3.2.6 As regards the respondent's argument that the skilled person would not have used dopa instead of dopamine as an alternative to example 6 of document (1) due to its poor solubility, which was acknowledged in the quotation from document (5) made in document (1) (cf. page 2, lines 14-18), the following has to be said. Document (1) actually discloses dopa as an alternative to dopamine and exemplifies this teaching in example 4.
3.2.7 Consequently, the board concludes that the subject- matter of claim 19 of the main request lacks an inventive step under Article 56 EPC since it represents an obvious alternative to the prior art systems.
4. Auxiliary request 2
4.1 Auxiliary request 2 differs from the main request merely in that the product claims have been deleted.
It is therefore obvious that this set of claims meets the requirements of Article 123(2) and (3) EPC.
4.2 The reasons given in points 3.1 to 3.1.3 apply mutatis mutandis to the method claims of auxiliary request 2.
The subject-matter claimed in auxiliary request 2 meets the requirements of novelty (Article 54 EPC).
4.3 Claim 1 of auxiliary request 2 relates to a method of permanently colouring hair to a desired colour comprising the steps of (a) applying the aqueous system as defined in claim 19 of the main request and (b) permanently colouring the hair by allowing the aqueous system to remain in contact with the hair for a period of time sufficient to achieve the desired colour. Therefore, claim 1 of auxiliary request 2 relates to a method of use of the system as defined in claim 19 of the main request by merely applying the system to hair and letting it react. The effect of permanently colouring is a direct consequence of the use of the system for its purpose of dyeing hair.
4.3.1 Accordingly, document (1), which has been extensively analysed in point 3.2 above, remains the closest prior art, since it discloses a method of permanently colouring hair comprising the same steps as those claimed, by using the closest systems of the prior art.
4.3.2 The problem to be solved lies in the provision of a further method for hair dyeing or hair colouring.
The solution relates to the method steps defined in claim 1.
In the light of the examples the problem has been plausibly solved.

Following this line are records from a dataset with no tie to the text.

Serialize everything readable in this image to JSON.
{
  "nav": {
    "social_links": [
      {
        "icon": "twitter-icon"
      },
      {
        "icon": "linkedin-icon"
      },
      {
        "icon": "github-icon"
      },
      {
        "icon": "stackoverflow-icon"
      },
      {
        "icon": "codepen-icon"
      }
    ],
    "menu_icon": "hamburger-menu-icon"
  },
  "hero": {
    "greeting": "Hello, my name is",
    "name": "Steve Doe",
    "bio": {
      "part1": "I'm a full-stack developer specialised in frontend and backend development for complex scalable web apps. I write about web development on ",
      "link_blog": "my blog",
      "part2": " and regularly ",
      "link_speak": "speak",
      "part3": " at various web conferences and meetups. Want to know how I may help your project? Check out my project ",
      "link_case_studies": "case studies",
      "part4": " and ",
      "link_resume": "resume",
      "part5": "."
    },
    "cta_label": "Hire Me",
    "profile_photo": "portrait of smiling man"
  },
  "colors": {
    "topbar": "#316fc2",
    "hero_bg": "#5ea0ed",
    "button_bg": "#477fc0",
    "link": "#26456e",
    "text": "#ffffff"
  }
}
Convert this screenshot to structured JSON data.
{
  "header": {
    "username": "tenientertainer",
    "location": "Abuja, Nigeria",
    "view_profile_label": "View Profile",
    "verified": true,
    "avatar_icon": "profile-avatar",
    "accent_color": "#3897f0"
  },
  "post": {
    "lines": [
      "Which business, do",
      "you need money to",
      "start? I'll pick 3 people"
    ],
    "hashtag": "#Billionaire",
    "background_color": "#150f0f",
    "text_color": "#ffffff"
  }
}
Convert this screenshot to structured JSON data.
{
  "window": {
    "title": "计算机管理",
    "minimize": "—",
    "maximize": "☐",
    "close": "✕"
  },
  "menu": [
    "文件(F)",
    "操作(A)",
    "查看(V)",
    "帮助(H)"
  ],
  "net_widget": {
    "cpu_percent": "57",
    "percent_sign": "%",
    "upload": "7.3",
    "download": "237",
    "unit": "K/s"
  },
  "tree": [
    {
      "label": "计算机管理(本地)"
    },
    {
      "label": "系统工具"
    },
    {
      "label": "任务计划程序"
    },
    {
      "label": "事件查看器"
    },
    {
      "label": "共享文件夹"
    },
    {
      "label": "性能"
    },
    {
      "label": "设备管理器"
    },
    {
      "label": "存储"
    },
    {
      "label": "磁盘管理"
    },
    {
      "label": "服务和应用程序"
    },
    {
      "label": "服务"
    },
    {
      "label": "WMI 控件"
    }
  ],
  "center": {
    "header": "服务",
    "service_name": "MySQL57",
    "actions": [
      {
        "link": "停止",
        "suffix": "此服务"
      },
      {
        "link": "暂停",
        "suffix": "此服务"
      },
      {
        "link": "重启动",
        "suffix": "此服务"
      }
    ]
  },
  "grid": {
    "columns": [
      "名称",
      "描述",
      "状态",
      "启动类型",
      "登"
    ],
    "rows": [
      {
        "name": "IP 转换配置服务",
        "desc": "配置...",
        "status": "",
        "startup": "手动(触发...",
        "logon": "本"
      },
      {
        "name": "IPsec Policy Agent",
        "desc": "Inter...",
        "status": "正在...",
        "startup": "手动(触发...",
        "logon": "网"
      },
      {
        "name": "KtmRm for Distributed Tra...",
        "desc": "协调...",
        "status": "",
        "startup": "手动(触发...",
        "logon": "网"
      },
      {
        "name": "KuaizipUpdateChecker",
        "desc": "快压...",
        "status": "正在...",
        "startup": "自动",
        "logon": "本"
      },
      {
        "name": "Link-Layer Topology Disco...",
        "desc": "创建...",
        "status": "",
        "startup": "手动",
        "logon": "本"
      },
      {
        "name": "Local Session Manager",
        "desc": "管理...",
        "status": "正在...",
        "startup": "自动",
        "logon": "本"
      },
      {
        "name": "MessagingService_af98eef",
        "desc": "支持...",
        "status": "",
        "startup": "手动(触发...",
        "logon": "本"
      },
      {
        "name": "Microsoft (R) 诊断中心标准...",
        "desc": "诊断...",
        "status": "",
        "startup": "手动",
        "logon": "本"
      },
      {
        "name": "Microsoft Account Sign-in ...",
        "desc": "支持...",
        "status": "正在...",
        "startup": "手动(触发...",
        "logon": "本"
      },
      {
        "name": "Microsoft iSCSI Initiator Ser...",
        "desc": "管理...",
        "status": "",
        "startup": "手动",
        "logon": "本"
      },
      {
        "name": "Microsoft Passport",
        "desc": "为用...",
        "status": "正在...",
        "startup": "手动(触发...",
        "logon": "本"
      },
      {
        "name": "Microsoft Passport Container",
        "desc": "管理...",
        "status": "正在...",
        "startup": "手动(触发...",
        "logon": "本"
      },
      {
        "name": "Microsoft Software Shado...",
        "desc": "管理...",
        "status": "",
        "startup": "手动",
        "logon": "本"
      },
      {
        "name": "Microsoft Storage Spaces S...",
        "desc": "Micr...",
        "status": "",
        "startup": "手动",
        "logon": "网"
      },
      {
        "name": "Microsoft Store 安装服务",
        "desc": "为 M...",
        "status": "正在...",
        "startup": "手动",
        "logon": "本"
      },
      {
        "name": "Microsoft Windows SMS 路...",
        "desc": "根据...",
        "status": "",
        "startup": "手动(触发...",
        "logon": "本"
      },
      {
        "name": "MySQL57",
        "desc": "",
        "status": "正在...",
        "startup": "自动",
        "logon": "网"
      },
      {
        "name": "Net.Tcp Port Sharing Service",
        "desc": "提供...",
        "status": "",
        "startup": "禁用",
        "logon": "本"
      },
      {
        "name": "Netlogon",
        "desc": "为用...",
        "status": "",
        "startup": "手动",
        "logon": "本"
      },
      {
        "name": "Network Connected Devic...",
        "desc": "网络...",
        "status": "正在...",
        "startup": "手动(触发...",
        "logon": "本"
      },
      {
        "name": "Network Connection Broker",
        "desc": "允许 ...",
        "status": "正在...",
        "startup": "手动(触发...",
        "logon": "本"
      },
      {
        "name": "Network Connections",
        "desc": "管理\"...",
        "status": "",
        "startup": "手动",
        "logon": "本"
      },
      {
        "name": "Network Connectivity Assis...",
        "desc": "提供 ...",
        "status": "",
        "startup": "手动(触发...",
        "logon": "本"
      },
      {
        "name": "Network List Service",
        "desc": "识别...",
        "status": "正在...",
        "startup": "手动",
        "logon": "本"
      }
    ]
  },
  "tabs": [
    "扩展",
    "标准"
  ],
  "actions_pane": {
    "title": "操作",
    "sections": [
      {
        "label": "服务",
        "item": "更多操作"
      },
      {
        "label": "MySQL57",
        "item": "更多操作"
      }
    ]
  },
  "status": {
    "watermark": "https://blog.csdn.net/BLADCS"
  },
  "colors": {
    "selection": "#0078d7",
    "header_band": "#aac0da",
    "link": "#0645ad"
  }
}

4.3.3 As becomes evident from the analysis made in points 3.2.2 to 3.2.7 above, the systems employed in claim 1 are obvious in the light of the prior art. Hence, a method characterised by its use in the same way as disclosed in document (1) for the dyeing systems cannot involve an inventive step.
4.3.4 The arguments put forward by the respondent in support of an inventive step for the method were analogous to those employed for the systems and have already been dealt with.
The main difference between the two lines of the respondent's argumentation was that the systems were merely required to be suitable for permanent hair dyeing, whereas permanent dyeing was an effect directly linked to the method.
However, for the reasons already given above, the board is satisfied that the systems disclosed in document (1) are suitable for permanent hair dyeing and the methods disclosed in that document are methods for permanent hair dyeing. The effect achieved by the method claimed has not been shown to be different from that achieved by the methods of the prior art.
4.3.5 Accordingly, the board concludes that the subject- matter claimed in claim 1 of auxiliary request 2 lacks an inventive step.
Therefore, auxiliary request 2 is not allowable under Article 56 EPC.
For these reasons it is decided that:
1. The decision under appeal is set aside.
2. The patent is revoked.